Pre-Trial Appearances

Several court appearances, called pre-trial appearances or interim hearings, may occur before the accused goes to trial. If the accused states (pleads) that they are guilty of committing the crime, the case will not need to proceed to trial and they may be given a sentence. Visit Court Appearances Before the Trial for more information.

Testifying in Court

Testifying in court can be stressful and scary. But it does not have to be. By preparing for court, you will better understand your responsibilities and what you can expect to take place during the trial. Visit Testifying in Court for more information. 

For more information, including tips about how to prepare for court, visit Preparing for Court.

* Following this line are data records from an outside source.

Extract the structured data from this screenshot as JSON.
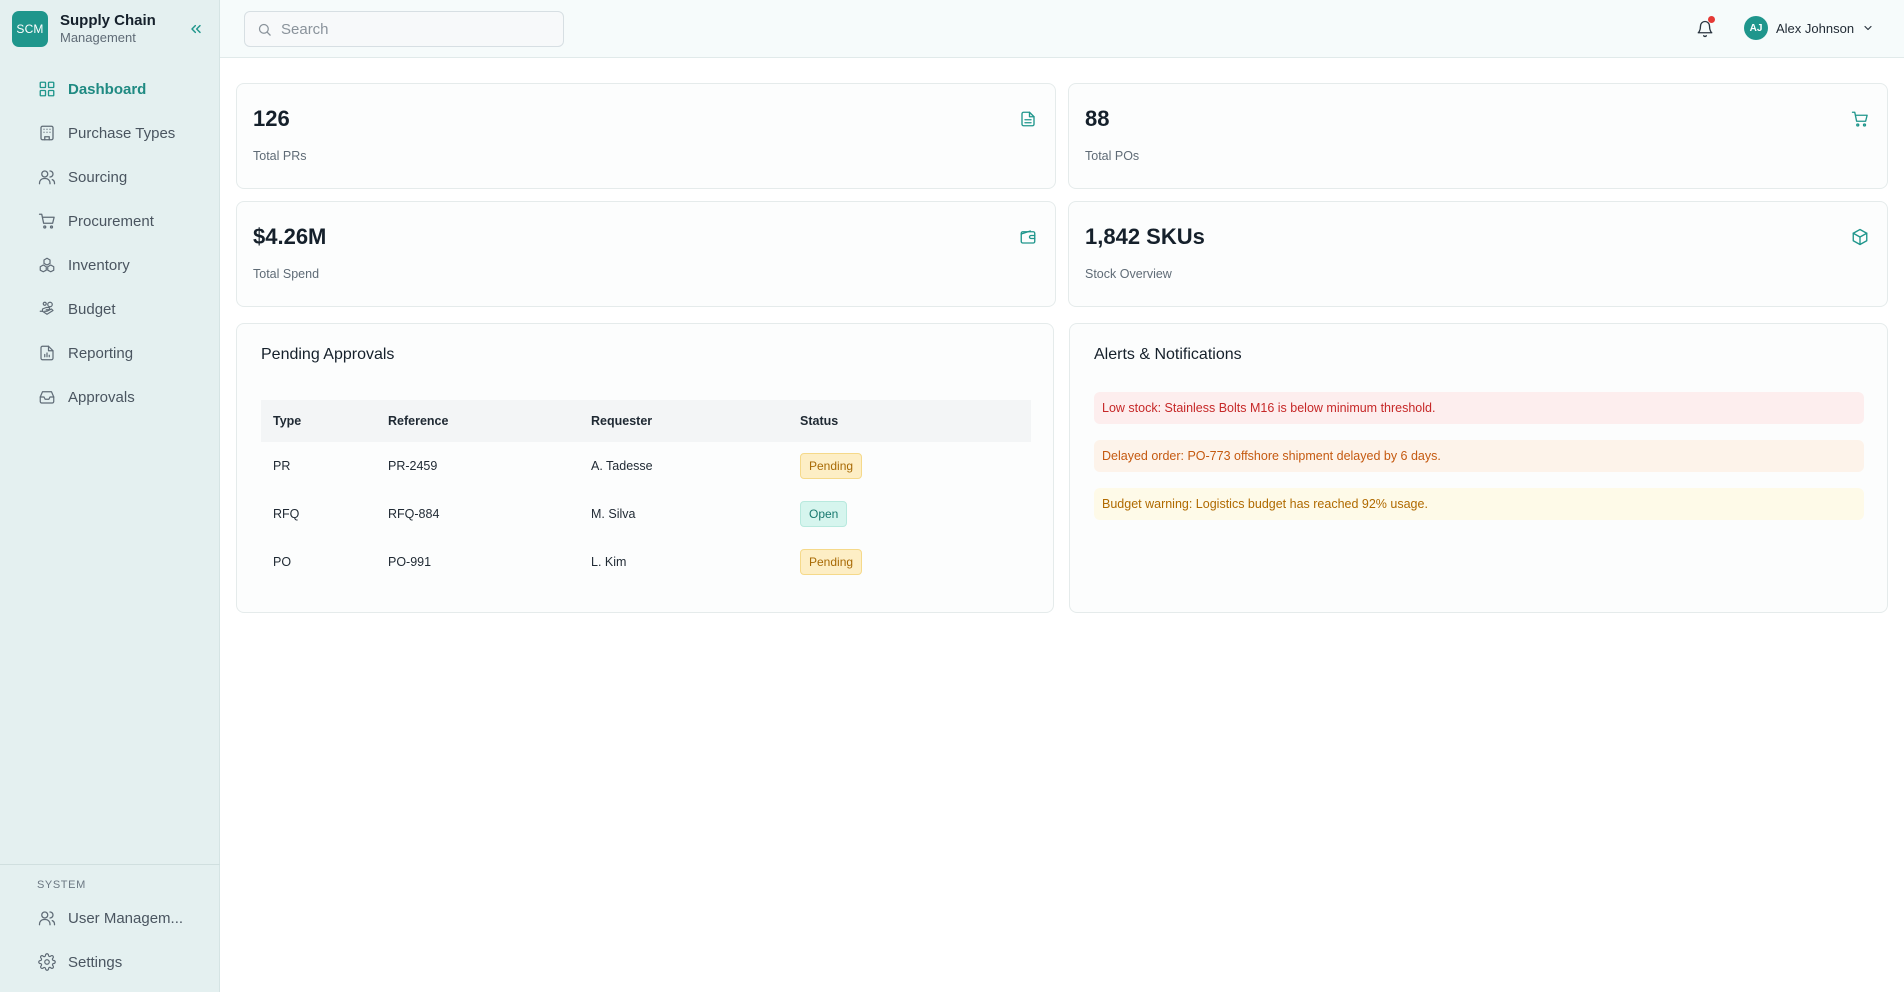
{
  "brand": {
    "logo": "SCM",
    "title": "Supply Chain",
    "subtitle": "Management"
  },
  "nav": [
    {
      "label": "Dashboard",
      "icon": "dashboard-icon",
      "active": true
    },
    {
      "label": "Purchase Types",
      "icon": "building-icon"
    },
    {
      "label": "Sourcing",
      "icon": "users-icon"
    },
    {
      "label": "Procurement",
      "icon": "cart-icon"
    },
    {
      "label": "Inventory",
      "icon": "boxes-icon"
    },
    {
      "label": "Budget",
      "icon": "hand-coins-icon"
    },
    {
      "label": "Reporting",
      "icon": "report-icon"
    },
    {
      "label": "Approvals",
      "icon": "inbox-icon"
    }
  ],
  "system": {
    "label": "SYSTEM",
    "items": [
      {
        "label": "User Managem...",
        "icon": "users-icon"
      },
      {
        "label": "Settings",
        "icon": "gear-icon"
      }
    ]
  },
  "topbar": {
    "search_placeholder": "Search",
    "user": {
      "initials": "AJ",
      "name": "Alex Johnson"
    }
  },
  "stats": [
    {
      "value": "126",
      "label": "Total PRs",
      "icon": "document-icon"
    },
    {
      "value": "88",
      "label": "Total POs",
      "icon": "cart-icon"
    },
    {
      "value": "$4.26M",
      "label": "Total Spend",
      "icon": "wallet-icon"
    },
    {
      "value": "1,842 SKUs",
      "label": "Stock Overview",
      "icon": "package-icon"
    }
  ],
  "approvals": {
    "title": "Pending Approvals",
    "columns": [
      "Type",
      "Reference",
      "Requester",
      "Status"
    ],
    "rows": [
      {
        "type": "PR",
        "reference": "PR-2459",
        "requester": "A. Tadesse",
        "status": "Pending"
      },
      {
        "type": "RFQ",
        "reference": "RFQ-884",
        "requester": "M. Silva",
        "status": "Open"
      },
      {
        "type": "PO",
        "reference": "PO-991",
        "requester": "L. Kim",
        "status": "Pending"
      }
    ]
  },
  "alerts": {
    "title": "Alerts & Notifications",
    "items": [
      {
        "text": "Low stock: Stainless Bolts M16 is below minimum threshold.",
        "level": "red"
      },
      {
        "text": "Delayed order: PO-773 offshore shipment delayed by 6 days.",
        "level": "orange"
      },
      {
        "text": "Budget warning: Logistics budget has reached 92% usage.",
        "level": "yellow"
      }
    ]
  },
  "colors": {
    "accent": "#1f968c",
    "sidebar_bg": "#e4f0f0",
    "notification_dot": "#e53935"
  }
}
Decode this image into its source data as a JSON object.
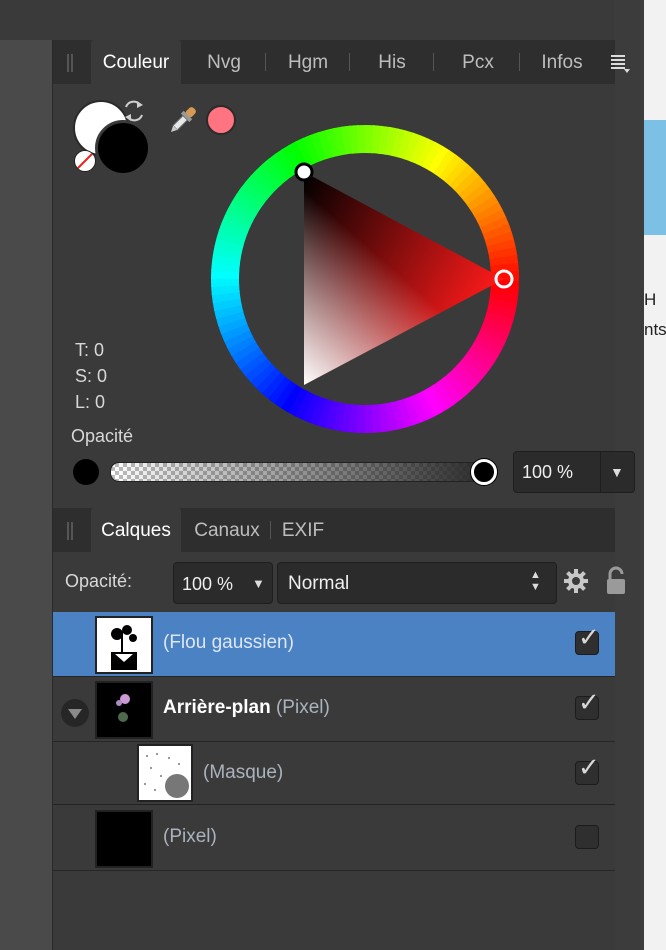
{
  "color_panel": {
    "tabs": [
      "Couleur",
      "Nvg",
      "Hgm",
      "His",
      "Pcx",
      "Infos"
    ],
    "tsl": {
      "t": "T: 0",
      "s": "S: 0",
      "l": "L: 0"
    },
    "opacity_label": "Opacité",
    "opacity_value": "100 %",
    "opacity_fraction": 1.0,
    "current_color": "#ff7480",
    "fill_color": "#000000",
    "stroke_color": "#ffffff",
    "hue_marker_color": "#ff0000"
  },
  "layers_panel": {
    "tabs": [
      "Calques",
      "Canaux",
      "EXIF"
    ],
    "opacity_label": "Opacité:",
    "opacity_value": "100 %",
    "blend_mode": "Normal",
    "layers": [
      {
        "name": "(Flou gaussien)",
        "checked": true,
        "selected": true
      },
      {
        "name_bold": "Arrière-plan",
        "name": "(Pixel)",
        "checked": true,
        "selected": false
      },
      {
        "name": "(Masque)",
        "checked": true,
        "selected": false
      },
      {
        "name": "(Pixel)",
        "checked": false,
        "selected": false
      }
    ]
  },
  "background_app": {
    "text_h": "H",
    "text_nts": "nts"
  }
}
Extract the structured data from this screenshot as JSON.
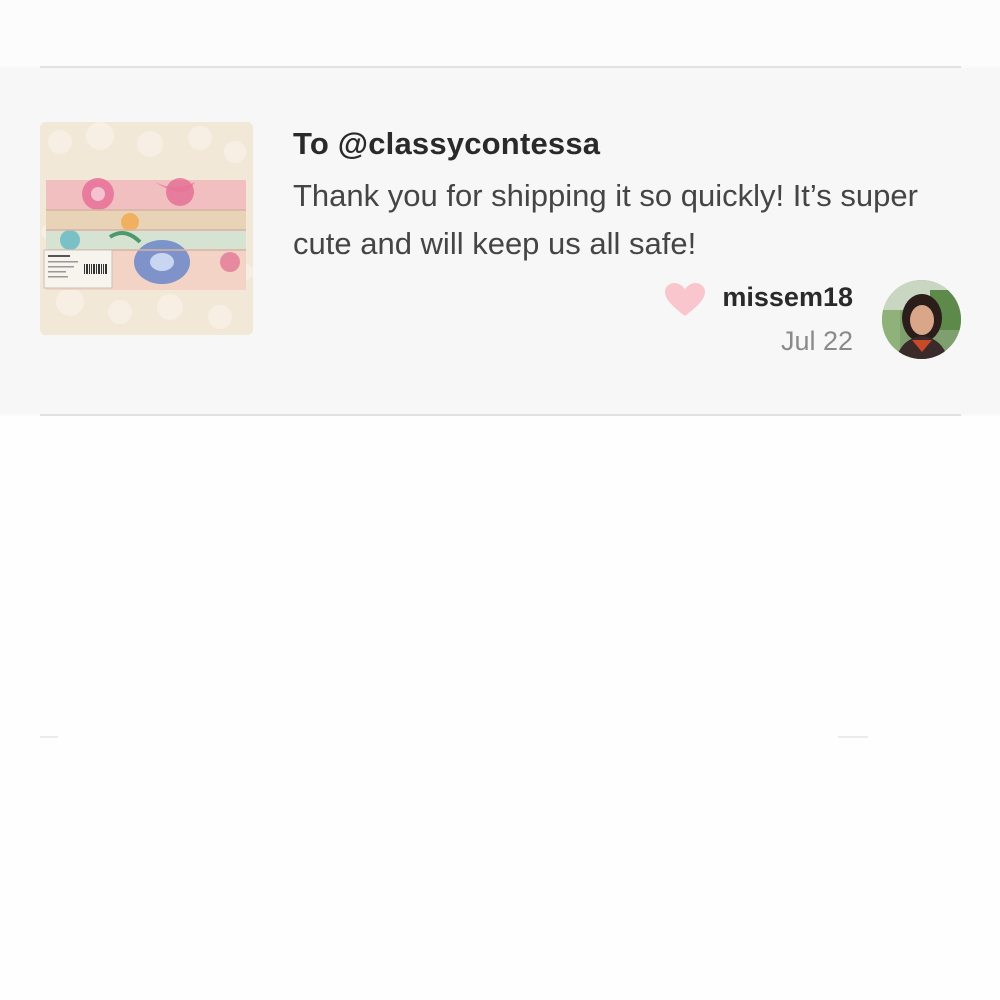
{
  "review": {
    "recipient": "To @classycontessa",
    "message": "Thank you for shipping it so quickly! It’s super cute and will keep us all safe!",
    "username": "missem18",
    "date": "Jul 22",
    "heart_color": "#f8c6cc"
  },
  "icons": {
    "heart": "heart-icon",
    "avatar": "user-avatar",
    "product": "product-photo"
  }
}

Testimonial Accommodation

Testimonial accommodations are special steps taken to support victims or witnesses during their testimony in court. Except in special circumstances, a witness will be expected to give their evidence with the accused present in the courtroom. However, if the witness is a child, vulnerable or traumatized as a result of the crime or physically or mentally disabled, Crown counsel may request a testimonial accommodation. For example, the witness may be allowed to testify from behind a screen. 

Court Support for Victims

If you are a victim of crime, resources are available to support you while you are in court. A victim service worker can help you understand what is happening during the court proceedings and provide you with support throughout the court process. They will let you know what to expect and can also attend court with you. You can contact a victim service worker by calling VictimLinkBC.

Arriving at the Courthouse

You may be attending court to watch or you may have been requested to testify as a witness.

If you have been requested to testify as a witness by Crown counsel, on the day of the trial, please go to the Crown counsel reception desk with your letter requesting that you attend court. They will direct you to the courtroom where your case will be held. They will also let you know where you can wait prior to being called to testify. 

At the beginning of the trial, all witnesses will be asked to leave the courtroom until it is their turn to testify. This is so the witnesses tell their stories independently and are not influenced by what other witnesses say in court.

More Information

See Court Appearances Before the Trial for more information.